Over 1947-2011, spending on motor vehicles and parts only amounted to 3.5 percent of total GDP on average, while housing was less than 4.7 percent. But the fluctuations in spending on new cars and homes are so volatile, these percentages change quite a bit over the cycle, rising well above average during expansions and falling in contractions.
The bleak news is that home and auto sales are still weak. New home construction is still at its lowest level since 1963. Sales of cars and light trucks have ticked up somewhat over the past few years, but are still solidly below pre-recession levels. The two big stimulus policies that Congress deployed to bolster these sectors — “cash for clunkers” and the first-time home buyer tax credit — mostly just seemed to shift the timing of sales slightly rather than increase overall levels. What’s more, while low interest rates should in theory nudge people to take out mortgages, that’s run up against the fact that banks have tightened their home-lending standards to “their strictest levels in decades.”
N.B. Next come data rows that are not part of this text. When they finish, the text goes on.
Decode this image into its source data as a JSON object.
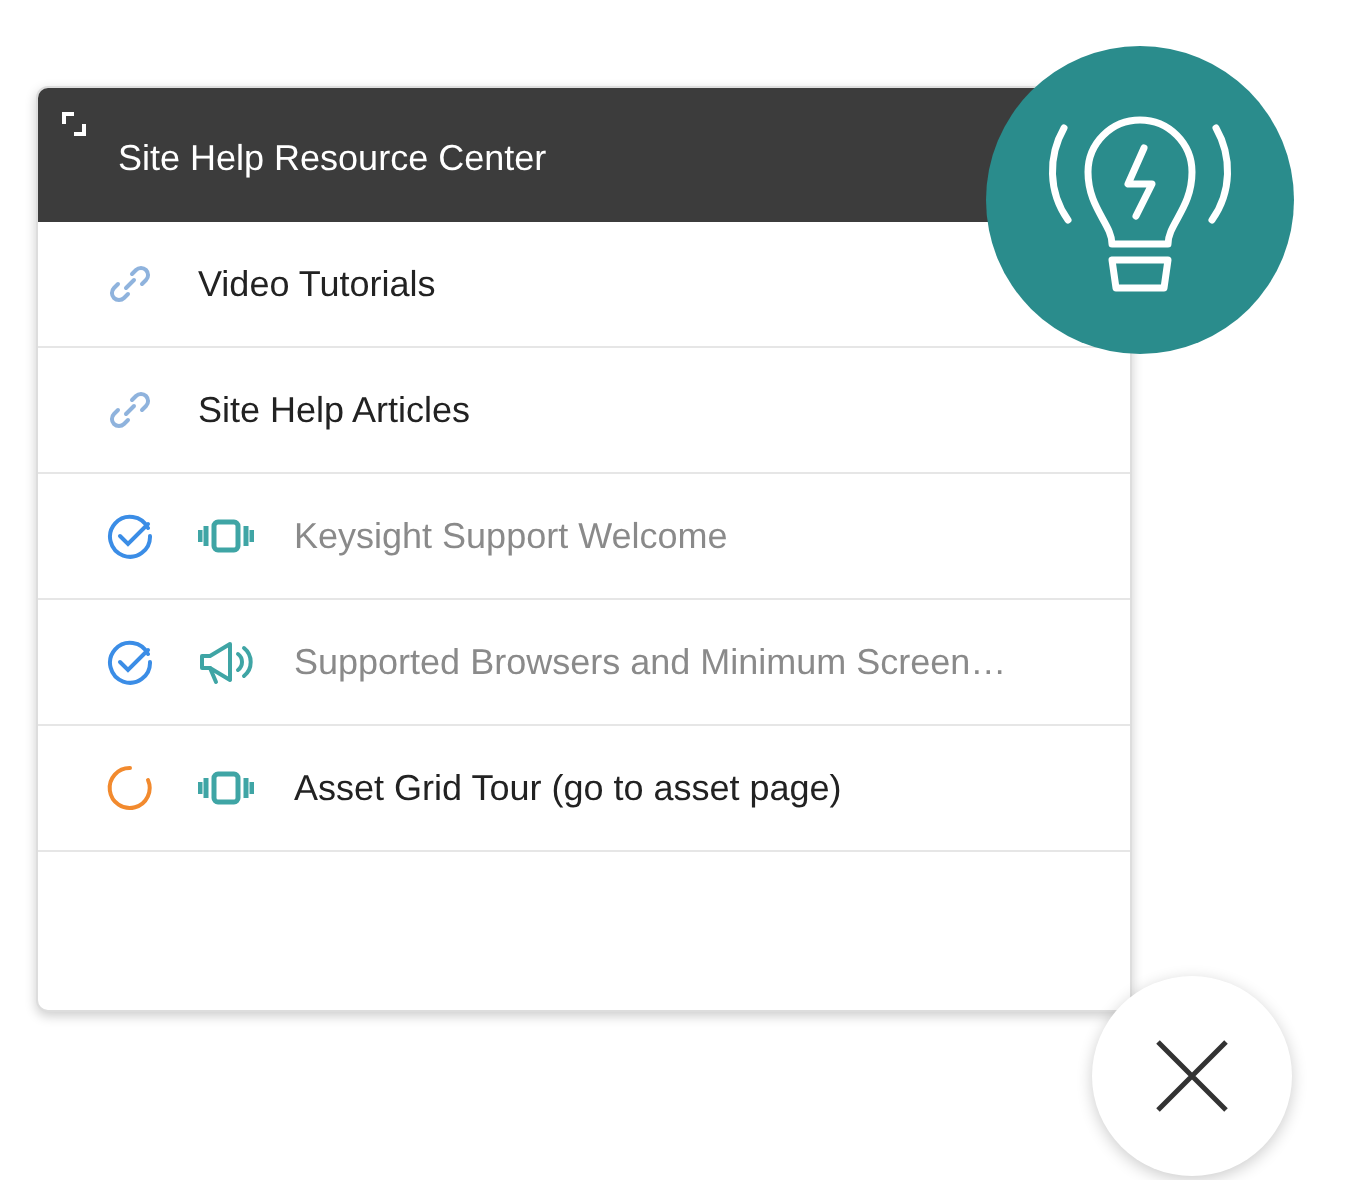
{
  "panel": {
    "title": "Site Help Resource Center"
  },
  "items": [
    {
      "kind": "link",
      "label": "Video Tutorials"
    },
    {
      "kind": "link",
      "label": "Site Help Articles"
    },
    {
      "kind": "tour",
      "completed": true,
      "label": "Keysight Support Welcome"
    },
    {
      "kind": "announcement",
      "completed": true,
      "label": "Supported Browsers and Minimum Screen…"
    },
    {
      "kind": "tour",
      "completed": false,
      "label": "Asset Grid Tour (go to asset page)"
    }
  ]
}
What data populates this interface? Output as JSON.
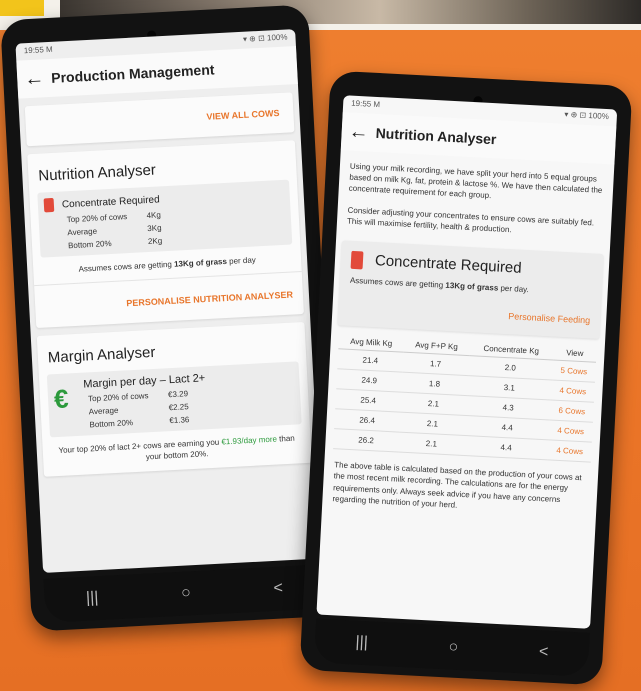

Hamilton points out that high levels of consumer debt and rising gas prices have been holding back spending. Which is just another way of saying what we already know — the economy is still limping along. And the still-evolving crisis in Europe still has the potential to make things much, much worse.